“What you are taught at school is not enough,” Diaz says, “especially in today’s competitive society. I think you need to do some more outside learning.”The inaugural class of the Computer Science and Information Technology program, scheduled to graduate in 2016.All Tech ConsideredOut Of The Fields And Into Computer Science Classes
So these students are working on other apps, doing hackathons and learning additional programming languages outside of class. They’re doing it because there’s a thought — perhaps a reality — that hangs over…
Link to article


  

Photo Collections
pic01

Selected photos England and Belgium, 2016

8-2

Selected photos Filoli Gardens, Spring 2017, Spain, England, and Belgium

You may purchase any photo from the Photos Collections for $.99 each. Please email betohg2012@gmail.com with your order request.

Poem
“…And would it have been worth it, after all,
Would it have been worth while,
After the sunsets and the dooryards and the sprinkled streets,
After the novels, after the teacups, after the skirts that trail along the floor—
And this, and so much more?—
It is impossible to say just what I mean!
But as if a magic lantern threw the nerves in patterns on a screen:
Would it have been worth while…”

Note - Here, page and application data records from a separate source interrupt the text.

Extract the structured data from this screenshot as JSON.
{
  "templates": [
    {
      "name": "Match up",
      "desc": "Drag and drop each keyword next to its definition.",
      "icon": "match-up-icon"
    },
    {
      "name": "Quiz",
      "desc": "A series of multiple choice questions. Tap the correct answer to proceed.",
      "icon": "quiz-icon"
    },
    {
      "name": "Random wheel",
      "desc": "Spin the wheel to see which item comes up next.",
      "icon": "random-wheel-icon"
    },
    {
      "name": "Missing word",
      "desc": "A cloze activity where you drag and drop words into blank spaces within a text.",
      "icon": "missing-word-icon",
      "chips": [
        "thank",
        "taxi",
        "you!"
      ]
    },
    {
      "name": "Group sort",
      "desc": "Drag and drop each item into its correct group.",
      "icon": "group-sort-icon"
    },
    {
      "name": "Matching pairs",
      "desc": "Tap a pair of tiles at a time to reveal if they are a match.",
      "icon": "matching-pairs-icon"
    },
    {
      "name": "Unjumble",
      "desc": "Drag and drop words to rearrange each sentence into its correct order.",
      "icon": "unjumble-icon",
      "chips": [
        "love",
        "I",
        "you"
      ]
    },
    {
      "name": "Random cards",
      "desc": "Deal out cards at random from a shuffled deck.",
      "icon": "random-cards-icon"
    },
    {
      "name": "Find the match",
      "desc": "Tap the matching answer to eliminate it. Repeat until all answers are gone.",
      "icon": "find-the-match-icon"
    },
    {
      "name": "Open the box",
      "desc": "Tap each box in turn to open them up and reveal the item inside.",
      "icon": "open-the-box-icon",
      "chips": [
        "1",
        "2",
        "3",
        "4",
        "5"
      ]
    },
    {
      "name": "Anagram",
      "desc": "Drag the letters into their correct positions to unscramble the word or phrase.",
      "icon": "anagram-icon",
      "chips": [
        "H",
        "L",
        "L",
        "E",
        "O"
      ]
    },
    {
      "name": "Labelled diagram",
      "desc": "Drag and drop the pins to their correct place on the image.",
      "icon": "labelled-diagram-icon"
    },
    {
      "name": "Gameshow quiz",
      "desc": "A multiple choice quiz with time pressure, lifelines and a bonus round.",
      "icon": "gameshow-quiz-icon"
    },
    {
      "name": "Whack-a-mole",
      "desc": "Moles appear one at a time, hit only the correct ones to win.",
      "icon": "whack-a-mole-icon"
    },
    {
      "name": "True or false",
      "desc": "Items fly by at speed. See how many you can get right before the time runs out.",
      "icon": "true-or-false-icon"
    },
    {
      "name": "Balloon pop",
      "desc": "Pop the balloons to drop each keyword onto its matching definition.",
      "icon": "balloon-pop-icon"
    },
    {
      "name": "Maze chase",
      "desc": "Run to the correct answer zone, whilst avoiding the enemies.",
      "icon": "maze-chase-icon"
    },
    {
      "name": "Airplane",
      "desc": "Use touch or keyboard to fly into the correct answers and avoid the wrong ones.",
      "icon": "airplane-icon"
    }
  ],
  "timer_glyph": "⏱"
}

T.S. Eliot
The Love Song of J. Alfred Prufrock

Press Release

2015 Annual Report on Mexican American Professionals Now Available

The 2015 Annual Report on Mexican American Professionals is now available on Mexican-American-Proarchive.com.

News from the 2015 American Community Service shows good increases in the numbers of Mexican Americans attending college, achieving educational attainment, and holding jobs in industries including science, management, and business.

• Mexican American college enrollment increased from 18.7% to 18.9% between 2014 and 2015
• Graduate or professional degree attainment among Mexican Americans rose from 2.9% to 3.0%
• The number of Mexican Americans achieving bachelor’s degrees rose from 7.6% to 7.8% in 2015

Despite these numbers, Mexican Americans are still near the bottom of college enrollment and educational attainment by race and ethnicity.

The University of California is proactive in pushing for a greater number of underrepresented minorities. The number Chicano/Latino students attending UOC increased by 2.7% since 2014; this group now makes up 32.3% of admitted university freshmen.

In terms of occupations, the number of Mexican Americans making up part of the management, business, science, and art occupations continues to rise, from 16.6% to 17.5% from 2012 to 2015. Mexican Americans have also seen consistent numbers in the professional, scientific, management, administrative, and waste management services occupations, keeping steady at 10.2% of all jobs in these fields held by Mexican Americans.

These numbers represent continuing gains in higher education and professional jobs for Mexican Americans. For more, visit Mexican-American-Proarchive.com.